If you have proof that you provided notice to USCIS of your change of address (Form AR-11), but USCIS failed to update your address in their system and closed your case, you might be able to salvage your application by filing a I-290B Motion to Reopen. The filing fee for the I-290B is currently $630.
Consider this story of a client. Emma filed an adjustment of status application for permanent residency with her husband Mike, as the spouse of a U.S. Citizen. Emma and Mike began having problems in their relationship early in the marriage. Mike was verbally abuse to Emma on many occasions, and eventually it became physical. Emma grew concerned because she was raising two small children from a previous marriage, and she knew her children were being negatively affected by the situation. At the same time Emma feared leaving the relationship, because that would mean she would have no legal status in the United States. The stress and anguish became too much for Emma to handle. She took her children and separated from Mike. She was later granted a temporary restraining order to keep Mike away from her and the children.
The day came when Emma and Mike were scheduled to have her green card interview and of course he did not show up. Emma attended the interview and told the immigration officer the difficulties she was having in her marriage. She explained that she was living in fear and moving from place to place so that Mike would not be able to locate her and her children. The officer advised her to apply for permanent residence under the Violence Against Women Act (VAWA) to obtain permanent residency as the battered spouse of a U.S. Citizen. Emma took his advice and filed the I-360 petition. At this point Emma had moved from at least three different places since leaving Mike. Emma had filed the AR-11 change of address online, but USCIS could not keep an accurate record of her current residence, since Emma had been moving from place to place so often.
Emma came to our office because she was no longer receiving any notices from USCIS for her I-360 application. She provided us proof that she submitted several changes of address with USCIS and had contacted USCIS by phone and in person to notify them of her current address. Despite all these efforts we discovered that Emma’s application had been closed by USCIS.
We reached out to the last office that had jurisdiction over her application and discovered that USCIS had sent Emma a Request for Evidence, which she had never received. When USCIS failed to receive the response to the RFE, they closed her application. Our office was able to successfully file a Motion to Reopen on her behalf. In response, USCIS opened her I-360 VAWA application and forwarded our office the Request for Evidence that had been previously sent. The Motion to Reopen was approved thanks to the proof she provided in support of her claims. Not only that, Emma’s VAWA application was approved and she is now a Legal Permanent Resident of the United States. This case is the perfect example of why you should always make every attempt to ensure that USCIS has your current address on file.
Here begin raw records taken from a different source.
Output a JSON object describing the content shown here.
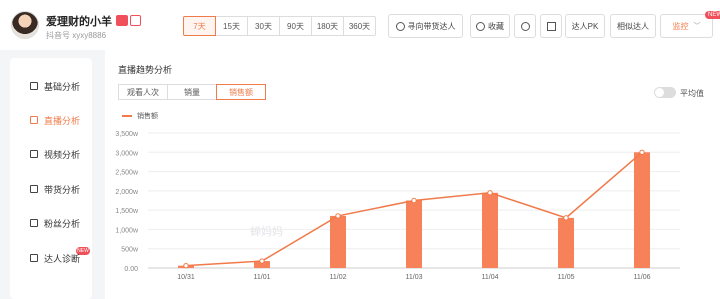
{
  "profile": {
    "name": "爱理财的小羊",
    "account": "抖音号 xyxy8886"
  },
  "date_ranges": {
    "items": [
      "7天",
      "15天",
      "30天",
      "90天",
      "180天",
      "360天"
    ],
    "active_index": 0
  },
  "actions": {
    "find_promoter": "寻向带货达人",
    "favorite": "收藏",
    "pk": "达人PK",
    "similar": "相似达人",
    "monitor": "监控",
    "new_tag": "NEW"
  },
  "sidebar": {
    "items": [
      {
        "label": "基础分析",
        "icon": "chart-icon"
      },
      {
        "label": "直播分析",
        "icon": "live-icon"
      },
      {
        "label": "视频分析",
        "icon": "play-icon"
      },
      {
        "label": "带货分析",
        "icon": "bag-icon"
      },
      {
        "label": "粉丝分析",
        "icon": "fans-icon"
      },
      {
        "label": "达人诊断",
        "icon": "diagnose-icon"
      }
    ],
    "active_index": 1,
    "hot_tag": "NEW"
  },
  "panel": {
    "title": "直播趋势分析",
    "tabs": [
      "观看人次",
      "销量",
      "销售额"
    ],
    "active_tab": 2,
    "toggle_label": "平均值",
    "watermark": "蝉妈妈"
  },
  "colors": {
    "accent": "#f07a4a",
    "bar": "#f7825a",
    "line": "#f07a4a"
  },
  "chart_data": {
    "type": "bar",
    "categories": [
      "10/31",
      "11/01",
      "11/02",
      "11/03",
      "11/04",
      "11/05",
      "11/06"
    ],
    "series": [
      {
        "name": "销售额",
        "values": [
          60,
          180,
          1350,
          1750,
          1950,
          1300,
          3000
        ]
      }
    ],
    "ylim": [
      0,
      3500
    ],
    "yticks": [
      "0.00",
      "500w",
      "1,000w",
      "1,500w",
      "2,000w",
      "2,500w",
      "3,000w",
      "3,500w"
    ],
    "legend": "top-left",
    "grid": true
  }
}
If too much time has elapsed and you have not received a Notice of Action for your application, you should contact USCIS immediately to verify that they have the correct address on file.
Do not put yourself in an unnecessary situation. If you would like more information about how to file a change of address please contact us.